nonfederal funds permissible


1 The Supreme Court has said nonprofit corporations with certain characteristics may expressly advocate the election or defeat of candidates. FEC rules also allow these corporations to make electioneering communications.

Source: http://www.opensecrets.org/basics/law/index.asp

Federal Campaign Finance Law: New Contribution Limits


To any candidate committee (per election1)

To any national party committee (per year)

To any PAC, state/local party, or other political committee (per year)

Aggregate total

Individual can give2:

Old law:



$25,000 per year

New law:
$2,000, subject to aggregate limit


$25,000 per party committee, subject to aggregate limit



$10,000 to each state or local party committee (Levin funds)4

$5,000 to  each PAC or other political committee, subject to aggregate limit



$95,000 per two-year election cycle as follows:

· $37,500 per cycle to candidates; and

· $57,500 per cycle to all national party committees and PACs (of which no more than $37,500 per cycle can go to PACs)

Multicandidate committee can give5:

Old law:



No limit

New law:




Other political committee can give:

Old law:



No limit

New law:




1 Primary and general elections count as separate elections.

2 Individual contribution limits under the new law will be indexed for inflation.

3 Individual contribution limits under the new law are higher to candidates facing wealthy opponents financing their own election.

4 Levin funds also can come from corporations and labor unions if allowed by state law.
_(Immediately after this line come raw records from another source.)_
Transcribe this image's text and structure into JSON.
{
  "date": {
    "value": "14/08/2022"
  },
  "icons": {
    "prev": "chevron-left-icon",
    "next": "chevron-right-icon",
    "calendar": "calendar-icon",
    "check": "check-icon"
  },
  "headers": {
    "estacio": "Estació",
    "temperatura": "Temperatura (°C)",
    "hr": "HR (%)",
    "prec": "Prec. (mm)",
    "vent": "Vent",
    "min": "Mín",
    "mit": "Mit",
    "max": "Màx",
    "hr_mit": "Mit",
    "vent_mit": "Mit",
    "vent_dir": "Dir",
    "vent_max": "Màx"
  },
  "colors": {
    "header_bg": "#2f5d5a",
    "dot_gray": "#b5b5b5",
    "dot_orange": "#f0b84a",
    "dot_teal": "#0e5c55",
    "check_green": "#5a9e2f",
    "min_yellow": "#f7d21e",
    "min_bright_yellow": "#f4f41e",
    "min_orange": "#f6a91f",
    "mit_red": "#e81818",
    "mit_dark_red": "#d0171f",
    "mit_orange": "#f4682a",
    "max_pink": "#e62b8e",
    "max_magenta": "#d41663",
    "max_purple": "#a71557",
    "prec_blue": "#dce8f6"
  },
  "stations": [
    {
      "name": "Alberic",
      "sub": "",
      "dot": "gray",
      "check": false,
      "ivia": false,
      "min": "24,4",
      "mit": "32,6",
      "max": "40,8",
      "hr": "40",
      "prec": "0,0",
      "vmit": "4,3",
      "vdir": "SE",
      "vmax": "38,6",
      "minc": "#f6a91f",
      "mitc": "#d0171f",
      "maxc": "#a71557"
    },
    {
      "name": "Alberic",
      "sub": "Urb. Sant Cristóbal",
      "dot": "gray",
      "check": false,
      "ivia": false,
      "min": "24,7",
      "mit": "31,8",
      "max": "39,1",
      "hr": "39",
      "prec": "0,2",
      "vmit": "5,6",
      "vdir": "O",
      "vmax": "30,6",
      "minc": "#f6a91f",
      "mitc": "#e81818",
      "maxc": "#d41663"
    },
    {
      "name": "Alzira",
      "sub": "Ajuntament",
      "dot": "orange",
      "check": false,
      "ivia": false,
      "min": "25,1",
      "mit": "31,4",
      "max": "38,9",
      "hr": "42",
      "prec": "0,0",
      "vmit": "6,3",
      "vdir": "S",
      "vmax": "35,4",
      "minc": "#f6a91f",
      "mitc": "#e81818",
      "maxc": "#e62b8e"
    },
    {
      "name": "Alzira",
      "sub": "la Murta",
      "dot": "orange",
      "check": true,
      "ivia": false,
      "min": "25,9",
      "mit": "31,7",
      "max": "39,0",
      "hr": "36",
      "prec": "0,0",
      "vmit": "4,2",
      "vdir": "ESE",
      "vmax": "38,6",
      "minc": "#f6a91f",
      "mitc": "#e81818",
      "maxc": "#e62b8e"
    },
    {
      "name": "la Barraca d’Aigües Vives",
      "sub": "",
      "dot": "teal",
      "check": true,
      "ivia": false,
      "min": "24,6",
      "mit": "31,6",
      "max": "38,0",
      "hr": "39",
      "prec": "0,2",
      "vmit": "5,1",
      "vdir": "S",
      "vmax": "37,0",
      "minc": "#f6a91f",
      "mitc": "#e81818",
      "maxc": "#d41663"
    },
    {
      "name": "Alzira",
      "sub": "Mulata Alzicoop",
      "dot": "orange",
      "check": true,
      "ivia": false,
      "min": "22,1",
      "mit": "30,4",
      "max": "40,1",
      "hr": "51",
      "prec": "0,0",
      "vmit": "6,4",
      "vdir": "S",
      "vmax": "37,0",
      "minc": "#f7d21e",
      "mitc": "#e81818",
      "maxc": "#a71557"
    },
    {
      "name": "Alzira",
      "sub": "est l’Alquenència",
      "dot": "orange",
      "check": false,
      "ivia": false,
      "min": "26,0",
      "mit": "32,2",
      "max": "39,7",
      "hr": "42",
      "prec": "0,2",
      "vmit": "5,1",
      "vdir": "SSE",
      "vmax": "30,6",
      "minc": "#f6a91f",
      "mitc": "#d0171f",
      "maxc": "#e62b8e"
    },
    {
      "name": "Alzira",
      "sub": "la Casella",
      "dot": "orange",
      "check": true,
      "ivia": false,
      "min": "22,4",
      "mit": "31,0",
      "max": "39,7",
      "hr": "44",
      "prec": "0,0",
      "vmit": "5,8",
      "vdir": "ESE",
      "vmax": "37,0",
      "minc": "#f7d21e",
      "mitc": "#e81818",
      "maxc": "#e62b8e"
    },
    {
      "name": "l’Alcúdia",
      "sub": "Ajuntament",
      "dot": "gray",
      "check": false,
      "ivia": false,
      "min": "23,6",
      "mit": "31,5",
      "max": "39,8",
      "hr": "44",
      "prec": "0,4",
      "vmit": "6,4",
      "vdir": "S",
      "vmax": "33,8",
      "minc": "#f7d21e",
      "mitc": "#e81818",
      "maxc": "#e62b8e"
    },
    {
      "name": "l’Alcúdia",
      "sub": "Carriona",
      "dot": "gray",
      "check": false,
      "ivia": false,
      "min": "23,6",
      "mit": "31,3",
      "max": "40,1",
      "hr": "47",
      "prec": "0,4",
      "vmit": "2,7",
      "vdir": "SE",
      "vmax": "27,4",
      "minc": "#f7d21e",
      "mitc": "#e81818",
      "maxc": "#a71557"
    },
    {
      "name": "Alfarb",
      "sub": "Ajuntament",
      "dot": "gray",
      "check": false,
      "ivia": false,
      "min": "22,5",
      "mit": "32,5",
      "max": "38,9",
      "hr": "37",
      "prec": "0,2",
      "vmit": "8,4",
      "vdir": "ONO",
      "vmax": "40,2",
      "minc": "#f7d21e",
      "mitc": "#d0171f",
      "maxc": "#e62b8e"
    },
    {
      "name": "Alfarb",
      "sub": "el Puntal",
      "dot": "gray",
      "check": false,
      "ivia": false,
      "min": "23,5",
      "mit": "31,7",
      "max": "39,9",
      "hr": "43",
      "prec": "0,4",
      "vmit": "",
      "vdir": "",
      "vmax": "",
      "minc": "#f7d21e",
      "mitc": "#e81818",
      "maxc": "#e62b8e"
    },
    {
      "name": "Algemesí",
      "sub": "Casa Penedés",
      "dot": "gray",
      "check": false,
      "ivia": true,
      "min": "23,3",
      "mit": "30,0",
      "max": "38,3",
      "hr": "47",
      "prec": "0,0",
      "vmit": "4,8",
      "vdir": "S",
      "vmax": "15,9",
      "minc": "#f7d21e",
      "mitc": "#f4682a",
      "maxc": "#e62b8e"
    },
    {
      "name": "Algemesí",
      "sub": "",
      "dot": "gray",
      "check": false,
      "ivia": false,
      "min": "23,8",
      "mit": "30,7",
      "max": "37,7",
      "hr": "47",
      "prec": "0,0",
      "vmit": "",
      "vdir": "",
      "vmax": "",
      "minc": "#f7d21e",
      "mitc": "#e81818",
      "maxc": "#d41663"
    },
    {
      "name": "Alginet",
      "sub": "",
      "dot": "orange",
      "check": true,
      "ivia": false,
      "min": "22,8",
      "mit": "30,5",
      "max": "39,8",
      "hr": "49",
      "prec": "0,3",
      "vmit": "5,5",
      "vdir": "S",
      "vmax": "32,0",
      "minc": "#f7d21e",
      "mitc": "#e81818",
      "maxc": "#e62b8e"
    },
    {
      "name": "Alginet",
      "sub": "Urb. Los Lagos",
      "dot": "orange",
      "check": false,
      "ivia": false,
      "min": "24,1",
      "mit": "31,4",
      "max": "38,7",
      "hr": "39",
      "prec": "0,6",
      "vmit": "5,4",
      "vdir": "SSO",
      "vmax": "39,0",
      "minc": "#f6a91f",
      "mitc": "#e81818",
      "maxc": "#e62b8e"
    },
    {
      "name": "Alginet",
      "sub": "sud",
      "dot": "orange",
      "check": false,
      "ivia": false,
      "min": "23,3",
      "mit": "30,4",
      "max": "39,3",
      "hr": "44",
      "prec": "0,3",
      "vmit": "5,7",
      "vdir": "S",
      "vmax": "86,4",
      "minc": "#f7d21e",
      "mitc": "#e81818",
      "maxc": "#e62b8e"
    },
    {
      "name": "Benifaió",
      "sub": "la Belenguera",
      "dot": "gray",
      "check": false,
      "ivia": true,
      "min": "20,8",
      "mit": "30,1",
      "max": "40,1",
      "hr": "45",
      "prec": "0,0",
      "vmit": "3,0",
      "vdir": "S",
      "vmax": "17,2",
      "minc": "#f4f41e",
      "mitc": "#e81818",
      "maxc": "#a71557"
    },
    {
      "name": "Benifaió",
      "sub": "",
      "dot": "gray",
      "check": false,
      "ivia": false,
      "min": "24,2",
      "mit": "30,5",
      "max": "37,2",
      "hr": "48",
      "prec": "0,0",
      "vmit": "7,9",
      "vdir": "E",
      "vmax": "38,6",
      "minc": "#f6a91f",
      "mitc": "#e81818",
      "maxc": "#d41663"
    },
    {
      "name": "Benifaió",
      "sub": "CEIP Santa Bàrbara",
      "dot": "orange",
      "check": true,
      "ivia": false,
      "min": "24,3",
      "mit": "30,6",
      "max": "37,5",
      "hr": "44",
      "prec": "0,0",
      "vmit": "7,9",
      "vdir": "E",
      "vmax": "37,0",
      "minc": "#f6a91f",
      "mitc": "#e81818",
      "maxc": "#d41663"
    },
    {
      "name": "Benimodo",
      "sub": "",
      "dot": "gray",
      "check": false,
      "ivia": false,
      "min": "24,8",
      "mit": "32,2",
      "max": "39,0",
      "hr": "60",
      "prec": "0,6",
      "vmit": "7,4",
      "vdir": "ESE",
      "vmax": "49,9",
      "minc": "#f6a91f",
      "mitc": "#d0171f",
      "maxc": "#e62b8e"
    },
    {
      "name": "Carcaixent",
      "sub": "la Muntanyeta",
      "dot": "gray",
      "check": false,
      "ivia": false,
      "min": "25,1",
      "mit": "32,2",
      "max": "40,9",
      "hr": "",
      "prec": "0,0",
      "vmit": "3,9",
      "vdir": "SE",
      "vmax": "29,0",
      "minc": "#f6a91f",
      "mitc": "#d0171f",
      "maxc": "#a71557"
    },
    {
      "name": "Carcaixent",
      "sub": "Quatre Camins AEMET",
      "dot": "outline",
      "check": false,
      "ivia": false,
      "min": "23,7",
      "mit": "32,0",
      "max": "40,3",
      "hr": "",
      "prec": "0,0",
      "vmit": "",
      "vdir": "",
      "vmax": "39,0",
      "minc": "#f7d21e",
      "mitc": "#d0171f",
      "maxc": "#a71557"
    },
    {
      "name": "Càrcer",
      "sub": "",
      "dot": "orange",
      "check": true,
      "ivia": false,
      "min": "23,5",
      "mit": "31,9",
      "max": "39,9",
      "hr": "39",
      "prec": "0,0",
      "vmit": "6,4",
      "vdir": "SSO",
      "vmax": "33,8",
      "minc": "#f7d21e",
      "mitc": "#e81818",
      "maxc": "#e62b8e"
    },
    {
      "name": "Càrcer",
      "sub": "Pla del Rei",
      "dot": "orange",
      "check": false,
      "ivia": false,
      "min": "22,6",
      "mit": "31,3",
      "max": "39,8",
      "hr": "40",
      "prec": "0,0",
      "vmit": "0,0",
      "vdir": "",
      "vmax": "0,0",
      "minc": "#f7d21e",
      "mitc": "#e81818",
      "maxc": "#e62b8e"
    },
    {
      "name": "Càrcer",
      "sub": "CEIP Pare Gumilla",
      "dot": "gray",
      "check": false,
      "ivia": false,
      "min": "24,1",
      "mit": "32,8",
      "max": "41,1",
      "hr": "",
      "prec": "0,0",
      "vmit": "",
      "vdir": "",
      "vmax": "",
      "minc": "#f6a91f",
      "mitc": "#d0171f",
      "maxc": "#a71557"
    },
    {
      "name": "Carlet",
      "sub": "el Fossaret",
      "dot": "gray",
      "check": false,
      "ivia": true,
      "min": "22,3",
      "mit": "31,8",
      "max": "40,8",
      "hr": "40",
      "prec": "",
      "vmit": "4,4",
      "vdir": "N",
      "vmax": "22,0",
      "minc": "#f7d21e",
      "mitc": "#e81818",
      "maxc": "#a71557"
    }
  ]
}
5 Multicandidate committees are those with more than 50 contributors, that have been registered for at least six months, and (with the exception of state party committees) have made contributions to five or more federal candidates.